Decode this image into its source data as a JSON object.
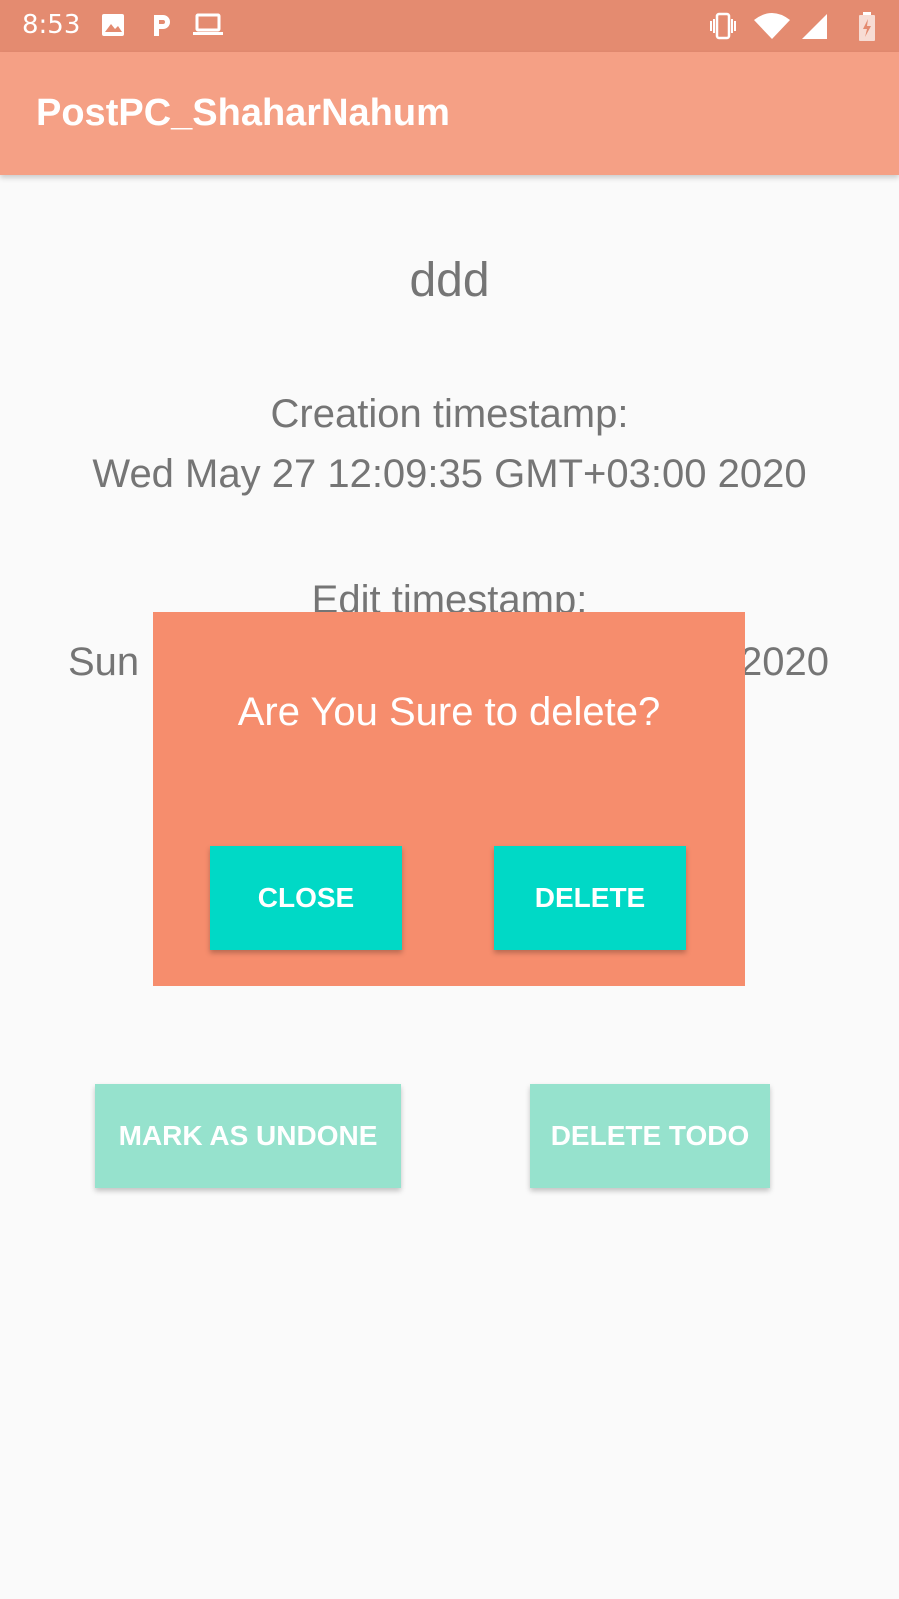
{
  "status_bar": {
    "time": "8:53",
    "left_icons": [
      "image-icon",
      "p-app-icon",
      "laptop-icon"
    ],
    "right_icons": [
      "vibrate-icon",
      "wifi-icon",
      "signal-icon",
      "battery-charging-icon"
    ]
  },
  "app_bar": {
    "title": "PostPC_ShaharNahum"
  },
  "todo": {
    "title": "ddd",
    "creation_label": "Creation timestamp:",
    "creation_value": "Wed May 27 12:09:35 GMT+03:00 2020",
    "edit_label": "Edit timestamp:",
    "edit_value_start": "Sun",
    "edit_value_end": "2020"
  },
  "actions": {
    "mark_undone_label": "MARK AS UNDONE",
    "delete_todo_label": "DELETE TODO"
  },
  "dialog": {
    "message": "Are You Sure to delete?",
    "close_label": "CLOSE",
    "delete_label": "DELETE"
  },
  "colors": {
    "status_bar": "#e48b70",
    "app_bar": "#f5a085",
    "dialog_bg": "#f68d6d",
    "dialog_button": "#00d9c6",
    "action_button": "#96e2cd"
  }
}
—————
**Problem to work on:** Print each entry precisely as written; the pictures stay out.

**Response:**
Decode this image into its source data as a JSON object.
{
  "status_bar": {
    "time": "8:53",
    "left_icons": [
      "image-icon",
      "p-app-icon",
      "laptop-icon"
    ],
    "right_icons": [
      "vibrate-icon",
      "wifi-icon",
      "signal-icon",
      "battery-charging-icon"
    ]
  },
  "app_bar": {
    "title": "PostPC_ShaharNahum"
  },
  "todo": {
    "title": "ddd",
    "creation_label": "Creation timestamp:",
    "creation_value": "Wed May 27 12:09:35 GMT+03:00 2020",
    "edit_label": "Edit timestamp:",
    "edit_value_start": "Sun",
    "edit_value_end": "2020"
  },
  "actions": {
    "mark_undone_label": "MARK AS UNDONE",
    "delete_todo_label": "DELETE TODO"
  },
  "dialog": {
    "message": "Are You Sure to delete?",
    "close_label": "CLOSE",
    "delete_label": "DELETE"
  },
  "colors": {
    "status_bar": "#e48b70",
    "app_bar": "#f5a085",
    "dialog_bg": "#f68d6d",
    "dialog_button": "#00d9c6",
    "action_button": "#96e2cd"
  }
}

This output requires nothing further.